The cost of a cooked British breakfast is about to surge as price inflation grips the animal feed industry and threatens to create shortages of food staples, such as eggs as well as soaring bacon, dairy and bread prices.
The inflationary spiral in wheat, which last month forced up the price of a British loaf, is creating havoc in the farmyard. A leading UK egg producer, Noble Foods, yesterday gave warning that farmers were quitting the egg business, unable to afford the cost of feeding hens.
Noble, which supplies about 40 per cent of the UK market, said that a number of its producers were cancelling orders for chicks to be raised ahead of the Christmas laying season, raising the prospect of egg shortages for the first time since the Second World War.
“Farmers are deciding not to buy pullets. There could be shortages in the market in the weeks leading up to Christmas,” said Finn Cottle, marketing director.
Egg consumption rises by 50 per cent in the run-up to Christmas, as families have more cooked breakfasts in winter and bake cakes.
The cost of animal feed, mainly wheat and soya, represents half the cost of keeping hens and those ingredients have doubled in price over the past year. Pig farmers are also feeling the effect of soaring commodity prices and are demanding stiff price increases for pork.
According to the British Pig Executive, farmers are getting £1.10 per kilo for pigs that cost £1.44 to produce, a loss about £23 per pig. To make up the deficit, the organisation representing British pig farmers reckons that a typical packet of bacon needs to increase by 13p in supermarkets.
Climate convulsions, politics and changing diets around the world are raising the cost of the staples of a British shopping basket. The price of a bushel of wheat has more than doubled on world markets in a year, rising at an alarming speed over the past month.
The grain price is setting records every week just as egg farmers enter contracts for animal feed, typically renewed in September.
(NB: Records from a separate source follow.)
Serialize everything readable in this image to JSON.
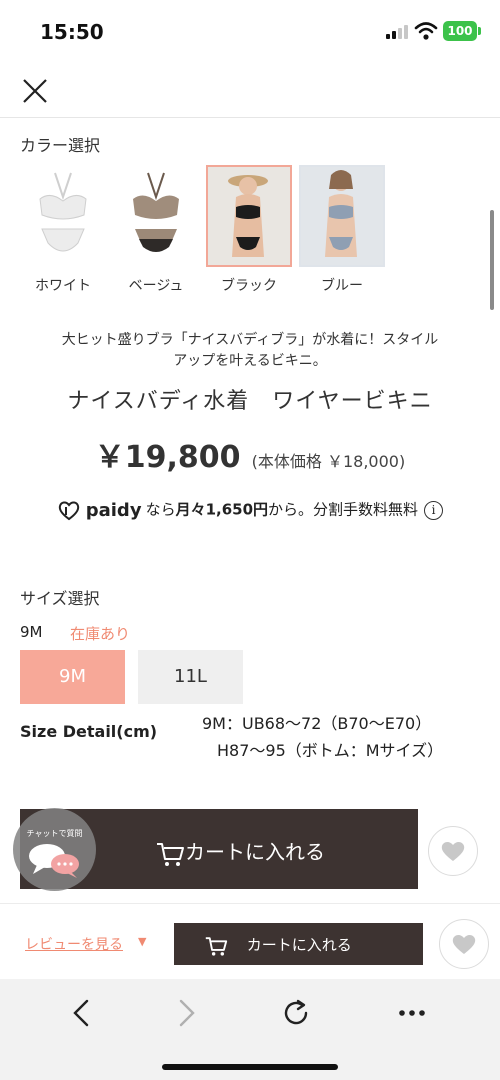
{
  "status_bar": {
    "time": "15:50",
    "battery": "100"
  },
  "color_section": {
    "label": "カラー選択",
    "options": [
      {
        "label": "ホワイト",
        "selected": false
      },
      {
        "label": "ベージュ",
        "selected": false
      },
      {
        "label": "ブラック",
        "selected": true
      },
      {
        "label": "ブルー",
        "selected": false
      }
    ]
  },
  "product": {
    "catch_line1": "大ヒット盛りブラ「ナイスバディブラ」が水着に！スタイル",
    "catch_line2": "アップを叶えるビキニ。",
    "title": "ナイスバディ水着　ワイヤービキニ",
    "price": "￥19,800",
    "price_note": "(本体価格 ￥18,000)"
  },
  "paidy": {
    "brand": "paidy",
    "text_before": "なら",
    "amount": "月々1,650円",
    "text_after": "から。分割手数料無料",
    "info": "i"
  },
  "size_section": {
    "label": "サイズ選択",
    "selected_size": "9M",
    "stock": "在庫あり",
    "options": [
      {
        "label": "9M",
        "active": true
      },
      {
        "label": "11L",
        "active": false
      }
    ],
    "detail_label": "Size Detail(cm)",
    "detail_line1": "9M：UB68〜72（B70〜E70）",
    "detail_line2": "H87〜95（ボトム：Mサイズ）"
  },
  "cart": {
    "main_label": "カートに入れる",
    "bottom_label": "カートに入れる"
  },
  "chat": {
    "label": "チャットで質問"
  },
  "bottom_bar": {
    "review_link": "レビューを見る",
    "review_arrow": "▼"
  },
  "colors": {
    "accent": "#f7a898",
    "stock": "#f08a72",
    "cart_bg": "#3d3331",
    "battery": "#3cc24a"
  },
  "icons": [
    "close-icon",
    "heart-icon",
    "cart-icon",
    "chat-icon",
    "info-icon",
    "back-icon",
    "forward-icon",
    "reload-icon",
    "more-icon"
  ]
}
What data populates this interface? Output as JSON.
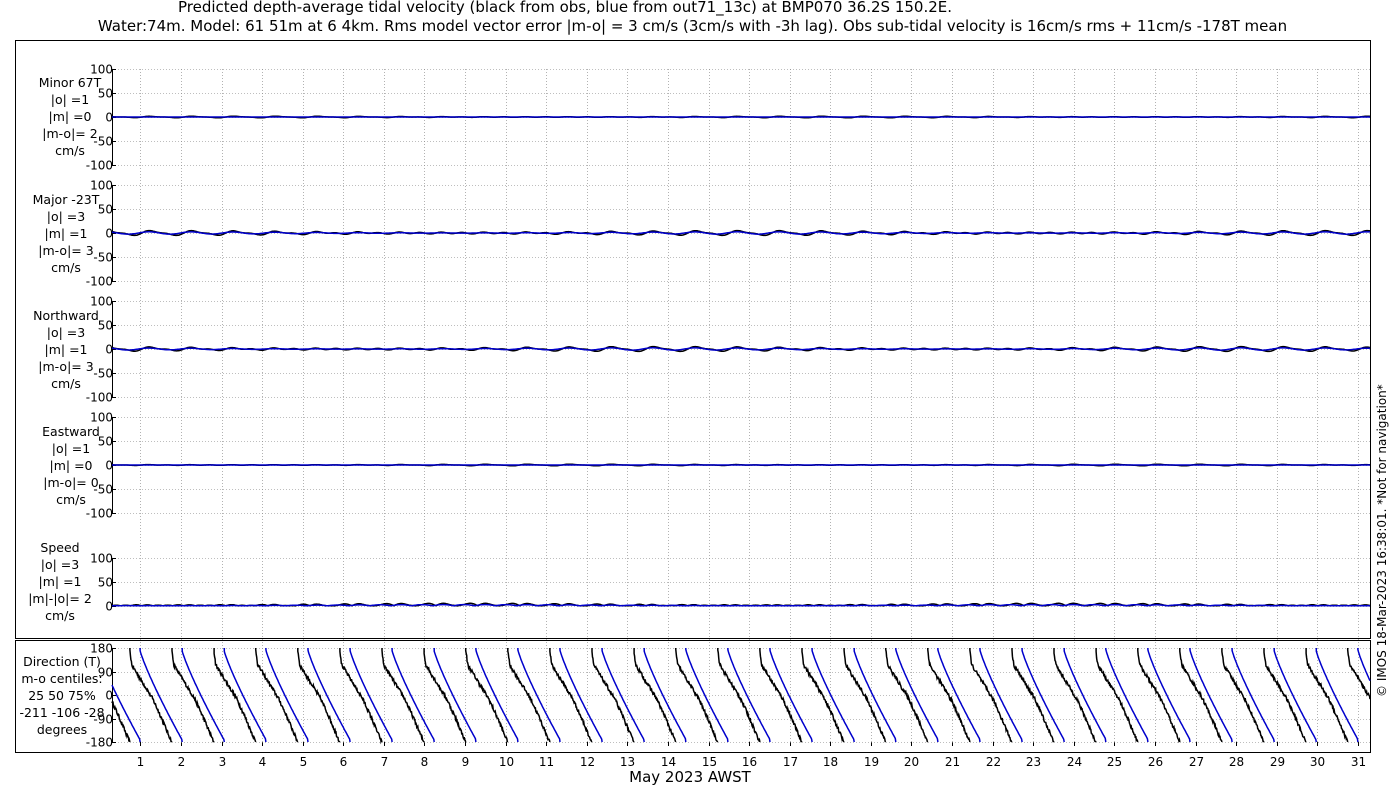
{
  "title_line1": "Predicted depth-average tidal velocity (black from obs, blue from out71_13c) at BMP070 36.2S 150.2E.",
  "title_line2": "Water:74m. Model: 61 51m at 6 4km. Rms model vector error |m-o| = 3 cm/s (3cm/s with -3h lag). Obs sub-tidal velocity is 16cm/s rms + 11cm/s -178T mean",
  "copyright": "© IMOS 18-Mar-2023 16:38:01. *Not for navigation*",
  "colors": {
    "obs": "#000000",
    "model": "#0000cc",
    "grid": "#7f7f7f"
  },
  "panels": [
    {
      "lines": [
        "Minor 67T",
        "|o| =1",
        "|m| =0",
        "|m-o|= 2",
        "cm/s"
      ]
    },
    {
      "lines": [
        "Major -23T",
        "|o| =3",
        "|m| =1",
        "|m-o|= 3",
        "cm/s"
      ]
    },
    {
      "lines": [
        "Northward",
        "|o| =3",
        "|m| =1",
        "|m-o|= 3",
        "cm/s"
      ]
    },
    {
      "lines": [
        "Eastward",
        "|o| =1",
        "|m| =0",
        "|m-o|= 0",
        "cm/s"
      ]
    },
    {
      "lines": [
        "Speed",
        "|o| =3",
        "|m| =1",
        "|m|-|o|= 2",
        "cm/s"
      ]
    },
    {
      "lines": [
        "Direction (T)",
        "m-o centiles:",
        "25  50  75%",
        "-211 -106  -28",
        "degrees"
      ]
    }
  ],
  "chart_data": {
    "type": "line",
    "title": "Predicted depth-average tidal velocity (black from obs, blue from out71_13c) at BMP070 36.2S 150.2E.",
    "xlabel": "May 2023 AWST",
    "x_ticks": [
      "1",
      "2",
      "3",
      "4",
      "5",
      "6",
      "7",
      "8",
      "9",
      "10",
      "11",
      "12",
      "13",
      "14",
      "15",
      "16",
      "17",
      "18",
      "19",
      "20",
      "21",
      "22",
      "23",
      "24",
      "25",
      "26",
      "27",
      "28",
      "29",
      "30",
      "31"
    ],
    "xlim_days": [
      0.3,
      31.3
    ],
    "velocity_yticks": [
      "100",
      "50",
      "0",
      "-50",
      "-100"
    ],
    "velocity_ylim": [
      -100,
      100
    ],
    "direction_yticks": [
      "180",
      "90",
      "0",
      "-90",
      "-180"
    ],
    "direction_ylim": [
      -180,
      180
    ],
    "series": [
      {
        "name": "obs",
        "color": "#000000"
      },
      {
        "name": "out71_13c",
        "color": "#0000cc"
      }
    ],
    "amplitudes_cm_s": {
      "minor": {
        "obs": 1,
        "model": 0
      },
      "major": {
        "obs": 3,
        "model": 1
      },
      "northward": {
        "obs": 3,
        "model": 1
      },
      "eastward": {
        "obs": 1,
        "model": 0
      },
      "speed": {
        "obs": 3,
        "model": 1
      }
    },
    "direction_centiles_deg": {
      "p25": -211,
      "p50": -106,
      "p75": -28
    },
    "tidal_period_days": 1.035,
    "grid": true
  }
}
If the business of producing eggs is to get back on an even keel, farm gate prices must rise by 25 per cent, says Noble. That translates into an extra 20p on six free range eggs on a supermarket shelf.
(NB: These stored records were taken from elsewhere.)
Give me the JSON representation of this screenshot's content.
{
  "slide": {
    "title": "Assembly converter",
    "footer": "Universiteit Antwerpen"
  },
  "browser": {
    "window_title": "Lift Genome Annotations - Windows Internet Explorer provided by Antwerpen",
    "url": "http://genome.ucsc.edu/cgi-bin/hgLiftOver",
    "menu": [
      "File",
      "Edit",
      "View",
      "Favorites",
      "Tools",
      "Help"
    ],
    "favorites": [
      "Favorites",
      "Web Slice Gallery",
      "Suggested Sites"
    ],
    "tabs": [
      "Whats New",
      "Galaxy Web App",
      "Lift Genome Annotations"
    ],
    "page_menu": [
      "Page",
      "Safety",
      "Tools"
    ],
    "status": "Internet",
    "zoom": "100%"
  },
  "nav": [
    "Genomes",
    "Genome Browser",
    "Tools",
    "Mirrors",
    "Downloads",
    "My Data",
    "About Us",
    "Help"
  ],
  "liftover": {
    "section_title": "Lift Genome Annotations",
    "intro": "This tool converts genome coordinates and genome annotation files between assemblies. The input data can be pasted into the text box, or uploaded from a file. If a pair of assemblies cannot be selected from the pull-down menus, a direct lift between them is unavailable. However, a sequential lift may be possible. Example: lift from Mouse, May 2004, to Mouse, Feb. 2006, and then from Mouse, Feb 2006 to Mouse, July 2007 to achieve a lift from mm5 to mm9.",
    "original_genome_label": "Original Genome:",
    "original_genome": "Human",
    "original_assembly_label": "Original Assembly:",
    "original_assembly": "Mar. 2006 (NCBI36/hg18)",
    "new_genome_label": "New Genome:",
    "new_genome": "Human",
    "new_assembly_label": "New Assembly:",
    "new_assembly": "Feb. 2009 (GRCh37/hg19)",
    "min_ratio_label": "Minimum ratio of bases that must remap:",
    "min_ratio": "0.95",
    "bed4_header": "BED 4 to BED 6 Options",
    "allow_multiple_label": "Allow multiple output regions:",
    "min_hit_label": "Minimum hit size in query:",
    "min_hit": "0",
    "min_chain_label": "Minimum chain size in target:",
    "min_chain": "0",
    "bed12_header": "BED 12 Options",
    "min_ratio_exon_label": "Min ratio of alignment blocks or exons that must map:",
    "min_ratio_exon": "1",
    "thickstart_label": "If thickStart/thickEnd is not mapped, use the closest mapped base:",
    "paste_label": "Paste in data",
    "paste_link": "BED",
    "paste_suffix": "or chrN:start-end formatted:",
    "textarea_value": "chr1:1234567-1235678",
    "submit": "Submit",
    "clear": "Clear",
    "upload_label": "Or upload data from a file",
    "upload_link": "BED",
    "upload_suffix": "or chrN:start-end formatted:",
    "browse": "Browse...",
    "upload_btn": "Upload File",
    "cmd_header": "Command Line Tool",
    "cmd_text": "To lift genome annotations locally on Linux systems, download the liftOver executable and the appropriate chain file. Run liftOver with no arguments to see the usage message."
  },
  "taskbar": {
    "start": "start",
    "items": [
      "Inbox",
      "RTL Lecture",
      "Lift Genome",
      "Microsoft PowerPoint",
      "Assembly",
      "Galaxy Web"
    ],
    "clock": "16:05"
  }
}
Without the prospect of price increases, egg farmers may choose to put their money elsewhere, such as in arable farming, where profits are soaring.
Tom Vesey, chairman of the British Free Range Egg Producers’ Association, said: “They are hesitating about committing to their next flock, which means that further down the line we will have a shortage of free range eggs.”
Expensive wheat is affecting livestock farmers worldwide and last month forced mass-market bakers in the UK to raise the price of a standard loaf by 8p. Associated British Foods, which owns Allied Bakeries, gave warning last week that the increase was insufficient and analysts are expecting further increases to take the cheapest loaf well above £1.
Dairy farmers are also feeling the impact of feed costs. The price of skimmed milk powder has doubled on world markets and in the UK dairies are extracting higher prices from supermarkets as they suffer milk shortages due to the early summer flooding. Supermarkets are trying to absorb the price increases and, according to the Milk Development Council, the stores are selling butter to shoppers at less than cost.
First Milk, a leading farm cooperative, declared force majeure at the end of last month, warning customers that milk supplies would be falling 5 per cent short in its second such warning this summe